About, The Next Platform, here.
The Next Platform formally launched February 23, 2015, in partnership with The Register. It will offer in-depth coverage of high-end computing at large enterprises, supercomputing centers, hyperscale data centers, and public clouds.
Joel Hruska, Extreme Tech, AMD’s Boltzmann Initiative targets the high performance computing market, here.
For nearly a decade, the HPC (high-performance computing) market has been divided into two camps: CUDA and OpenCL. CUDA, of course, is Nvidia’s proprietary standard. It was first out of the gate in 2007 and its competitor, OpenCL, wouldn’t reach 1.0 status until just over two years later, in 2009. Unlike CUDA, OpenCL is supported by a number of companies, including Intel, Imagination Technologies, AMD, Qualcomm, and ARM.
Despite the above potential advantage, Nvidia has held the lion’s share of the HPC and supercomputing markets. According to the recent Top500 list, AMD’s GCN is used in three systems, compared with 66 systems for Nvidia’s Fermi + Kepler architectures and 28 systems that use Xeon Phi. There are also four hybrid systems that use both NV and Xeon Phi.

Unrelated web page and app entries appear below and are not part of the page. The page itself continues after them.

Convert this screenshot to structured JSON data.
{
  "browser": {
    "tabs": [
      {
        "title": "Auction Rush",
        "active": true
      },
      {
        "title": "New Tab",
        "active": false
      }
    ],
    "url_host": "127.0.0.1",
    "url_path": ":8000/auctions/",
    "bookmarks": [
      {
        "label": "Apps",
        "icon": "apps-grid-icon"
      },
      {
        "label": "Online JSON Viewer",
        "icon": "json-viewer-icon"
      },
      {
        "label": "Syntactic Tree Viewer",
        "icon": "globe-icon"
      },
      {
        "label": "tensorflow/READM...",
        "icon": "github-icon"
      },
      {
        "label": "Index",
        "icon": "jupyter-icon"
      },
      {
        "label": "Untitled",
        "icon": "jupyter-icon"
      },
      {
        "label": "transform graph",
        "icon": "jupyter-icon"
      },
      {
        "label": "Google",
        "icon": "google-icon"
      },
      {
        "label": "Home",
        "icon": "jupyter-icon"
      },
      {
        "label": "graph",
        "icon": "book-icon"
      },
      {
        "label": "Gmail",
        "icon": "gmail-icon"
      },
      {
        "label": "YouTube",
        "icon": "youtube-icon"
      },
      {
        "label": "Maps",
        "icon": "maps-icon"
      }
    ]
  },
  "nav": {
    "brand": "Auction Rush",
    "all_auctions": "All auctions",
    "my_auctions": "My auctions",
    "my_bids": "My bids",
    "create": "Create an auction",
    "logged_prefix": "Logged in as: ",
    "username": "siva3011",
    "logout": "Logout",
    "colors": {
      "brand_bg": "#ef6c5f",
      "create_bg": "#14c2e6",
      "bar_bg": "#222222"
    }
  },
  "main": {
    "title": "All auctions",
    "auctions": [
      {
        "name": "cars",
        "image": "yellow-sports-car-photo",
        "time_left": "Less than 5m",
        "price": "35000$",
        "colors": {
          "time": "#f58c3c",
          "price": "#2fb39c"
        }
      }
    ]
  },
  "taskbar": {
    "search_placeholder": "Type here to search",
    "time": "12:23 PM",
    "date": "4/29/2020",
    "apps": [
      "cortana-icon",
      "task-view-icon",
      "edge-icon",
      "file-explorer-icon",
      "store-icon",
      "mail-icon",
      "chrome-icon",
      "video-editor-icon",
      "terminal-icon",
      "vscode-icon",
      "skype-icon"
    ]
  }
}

AMD’s Boltzmann Initiative is meant to change the status quo by offering developers and researchers a much-needed software stack that should boost the company’s competitiveness in the HPC market. AMD’s competitive weakness in HPC and scientific computing has never been about hardware — GCN’s raw compute performance, at least in certain types of problems, was far better than Nvidia’s Fermi or Kepler cards. (Maxwell has not been positioned as an HPC solution.) Nvidia, however, poured huge amounts of money into developing its CUDA ecosystem, including a great deal of support for HPC developers and scientific research.
Michael Specter, The New Yorker, The Gene Hackers, here.
CRISPR has two components. The first is essentially a cellular scalpel that cuts DNA. The other consists of RNA, the molecule most often used to transmit biological information throughout the genome. It serves as a guide, leading the scalpel on a search past thousands of genes until it finds and fixes itself to the precise string of nucleotides it needs to cut. It has been clear at least since Louis Pasteur did some of his earliest experiments into the germ theory of disease, in the nineteenth century, that the immune systems of humans and other vertebrates are capable of adapting to new threats. But few scientists had considered the possibility that single bacterial cells could defend themselves in the same way. The day after Zhang heard about CRISPR, he flew to Florida for a genetics conference. Rather than attend the meetings, however, he stayed in his hotel room and kept Googling. “I just sat there reading every paper on CRISPR I could find,” he said. “The more I read, the harder it was to contain my excitement.”
Intel, i7 6700K, here. base clock 4Ghz. avx 2.0, 4 cores.